--- TASK DATA ---
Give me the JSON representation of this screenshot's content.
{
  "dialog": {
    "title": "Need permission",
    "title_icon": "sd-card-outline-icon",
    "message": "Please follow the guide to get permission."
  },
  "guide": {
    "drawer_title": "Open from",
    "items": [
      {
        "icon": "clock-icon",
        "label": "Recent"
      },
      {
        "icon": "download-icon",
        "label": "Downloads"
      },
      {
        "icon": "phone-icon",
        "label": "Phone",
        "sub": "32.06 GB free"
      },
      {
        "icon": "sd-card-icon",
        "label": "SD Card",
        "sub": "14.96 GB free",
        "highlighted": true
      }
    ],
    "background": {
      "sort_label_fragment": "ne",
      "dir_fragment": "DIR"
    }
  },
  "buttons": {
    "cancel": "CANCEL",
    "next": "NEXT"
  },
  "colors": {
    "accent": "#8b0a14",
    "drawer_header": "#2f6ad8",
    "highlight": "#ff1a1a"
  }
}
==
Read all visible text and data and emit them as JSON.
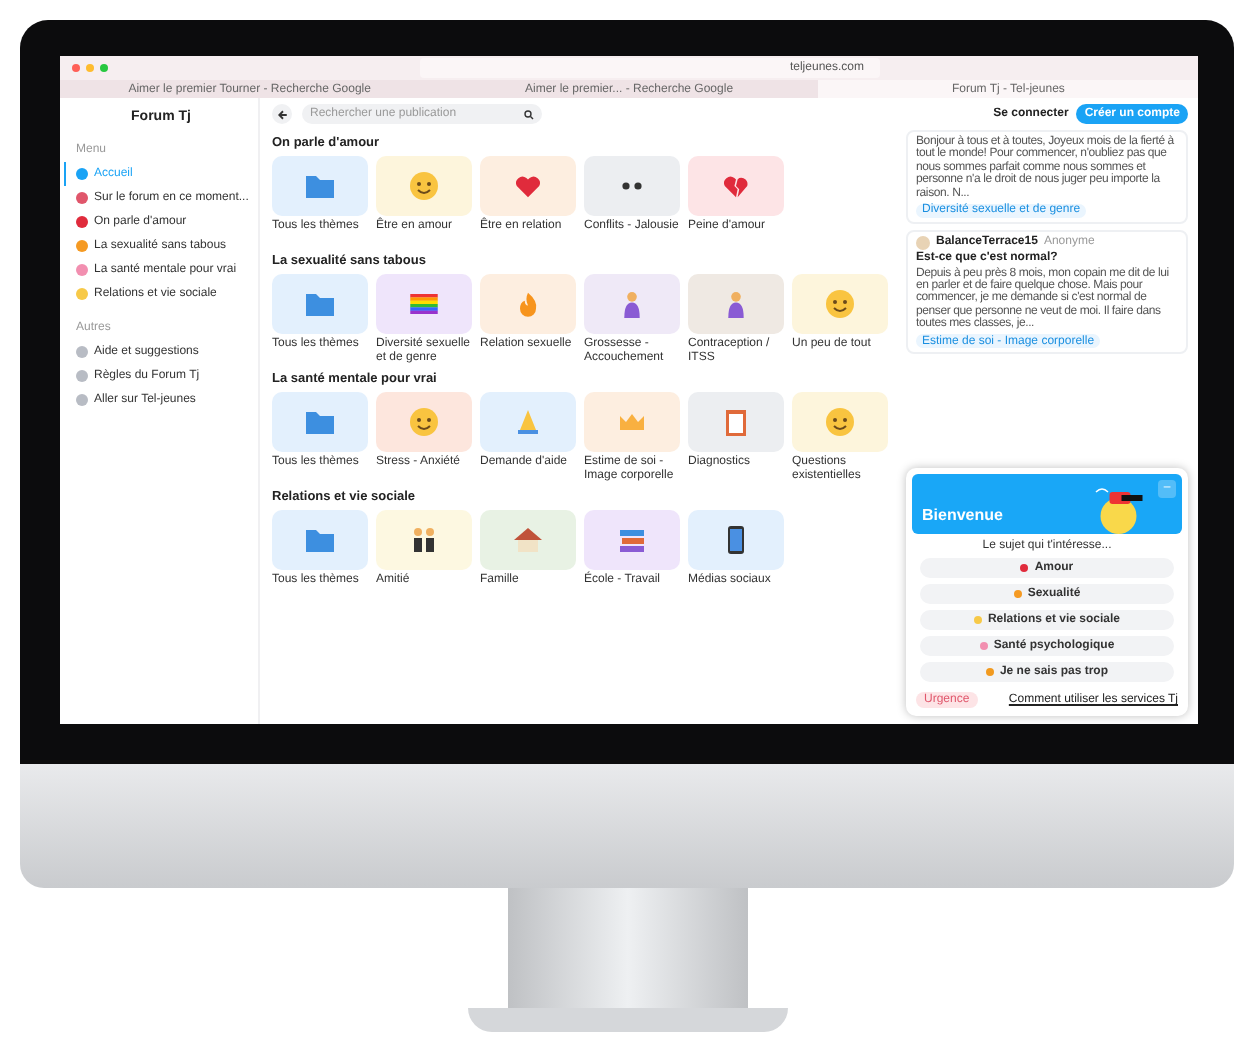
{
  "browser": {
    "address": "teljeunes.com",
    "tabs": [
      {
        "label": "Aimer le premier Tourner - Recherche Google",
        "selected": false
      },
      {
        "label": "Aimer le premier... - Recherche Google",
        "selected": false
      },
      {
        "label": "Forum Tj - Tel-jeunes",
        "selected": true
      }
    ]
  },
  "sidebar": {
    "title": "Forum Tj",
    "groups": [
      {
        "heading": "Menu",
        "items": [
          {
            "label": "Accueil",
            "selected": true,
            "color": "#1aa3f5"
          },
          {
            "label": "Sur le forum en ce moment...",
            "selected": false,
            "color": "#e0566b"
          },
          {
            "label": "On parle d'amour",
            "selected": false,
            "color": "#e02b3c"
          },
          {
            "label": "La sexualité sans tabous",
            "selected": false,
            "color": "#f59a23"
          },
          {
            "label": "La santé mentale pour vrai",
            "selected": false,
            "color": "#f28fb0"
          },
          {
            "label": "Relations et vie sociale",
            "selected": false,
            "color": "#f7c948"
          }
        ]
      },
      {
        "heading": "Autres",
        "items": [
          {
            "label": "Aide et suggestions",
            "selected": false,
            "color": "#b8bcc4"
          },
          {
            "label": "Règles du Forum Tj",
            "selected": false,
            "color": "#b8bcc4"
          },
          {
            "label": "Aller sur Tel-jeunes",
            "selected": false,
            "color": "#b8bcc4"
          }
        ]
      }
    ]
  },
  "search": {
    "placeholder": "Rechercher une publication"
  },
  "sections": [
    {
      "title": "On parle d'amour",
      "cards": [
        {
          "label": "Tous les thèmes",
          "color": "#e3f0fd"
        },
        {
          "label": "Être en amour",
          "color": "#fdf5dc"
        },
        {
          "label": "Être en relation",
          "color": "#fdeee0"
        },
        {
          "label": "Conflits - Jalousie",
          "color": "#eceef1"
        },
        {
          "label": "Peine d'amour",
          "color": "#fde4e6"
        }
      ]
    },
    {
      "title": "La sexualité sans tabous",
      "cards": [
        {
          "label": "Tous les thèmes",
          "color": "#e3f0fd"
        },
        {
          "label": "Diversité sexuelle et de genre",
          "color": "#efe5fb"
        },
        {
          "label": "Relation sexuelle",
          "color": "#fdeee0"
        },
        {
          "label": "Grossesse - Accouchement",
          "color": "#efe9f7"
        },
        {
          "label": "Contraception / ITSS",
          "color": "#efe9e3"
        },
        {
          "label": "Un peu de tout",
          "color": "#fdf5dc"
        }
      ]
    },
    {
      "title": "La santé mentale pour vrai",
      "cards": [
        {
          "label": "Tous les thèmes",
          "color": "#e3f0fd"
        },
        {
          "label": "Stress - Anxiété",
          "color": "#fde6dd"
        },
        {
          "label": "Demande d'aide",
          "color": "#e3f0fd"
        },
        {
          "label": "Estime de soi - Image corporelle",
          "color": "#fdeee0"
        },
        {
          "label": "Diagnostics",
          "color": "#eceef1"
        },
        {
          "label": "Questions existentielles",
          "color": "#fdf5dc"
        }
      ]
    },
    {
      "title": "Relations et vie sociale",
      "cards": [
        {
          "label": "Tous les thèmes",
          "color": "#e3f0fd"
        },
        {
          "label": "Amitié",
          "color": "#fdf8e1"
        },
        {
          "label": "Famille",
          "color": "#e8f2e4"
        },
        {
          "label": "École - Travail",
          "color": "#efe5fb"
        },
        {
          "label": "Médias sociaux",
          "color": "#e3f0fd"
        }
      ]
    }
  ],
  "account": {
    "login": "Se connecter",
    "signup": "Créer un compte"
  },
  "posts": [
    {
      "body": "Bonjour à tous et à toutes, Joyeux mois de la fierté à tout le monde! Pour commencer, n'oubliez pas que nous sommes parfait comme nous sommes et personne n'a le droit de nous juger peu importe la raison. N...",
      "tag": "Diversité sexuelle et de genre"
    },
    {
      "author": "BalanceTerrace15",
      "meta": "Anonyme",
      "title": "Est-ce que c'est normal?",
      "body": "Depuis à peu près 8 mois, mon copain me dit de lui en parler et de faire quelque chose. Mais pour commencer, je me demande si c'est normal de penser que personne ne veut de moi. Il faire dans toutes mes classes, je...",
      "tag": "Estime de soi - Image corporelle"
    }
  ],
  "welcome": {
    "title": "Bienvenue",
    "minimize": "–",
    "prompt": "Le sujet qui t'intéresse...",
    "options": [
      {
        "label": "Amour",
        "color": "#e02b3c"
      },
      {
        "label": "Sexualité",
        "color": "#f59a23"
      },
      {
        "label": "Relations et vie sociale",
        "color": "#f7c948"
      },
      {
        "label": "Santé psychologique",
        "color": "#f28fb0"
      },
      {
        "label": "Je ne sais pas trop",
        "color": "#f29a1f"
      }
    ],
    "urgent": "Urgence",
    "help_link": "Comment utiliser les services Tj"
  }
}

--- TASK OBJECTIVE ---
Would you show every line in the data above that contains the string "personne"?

--- EXERCISE ANSWER ---
      "body": "Bonjour à tous et à toutes, Joyeux mois de la fierté à tout le monde! Pour commencer, n'oubliez pas que nous sommes parfait comme nous sommes et personne n'a le droit de nous juger peu importe la raison. N...",
      "body": "Depuis à peu près 8 mois, mon copain me dit de lui en parler et de faire quelque chose. Mais pour commencer, je me demande si c'est normal de penser que personne ne veut de moi. Il faire dans toutes mes classes, je...",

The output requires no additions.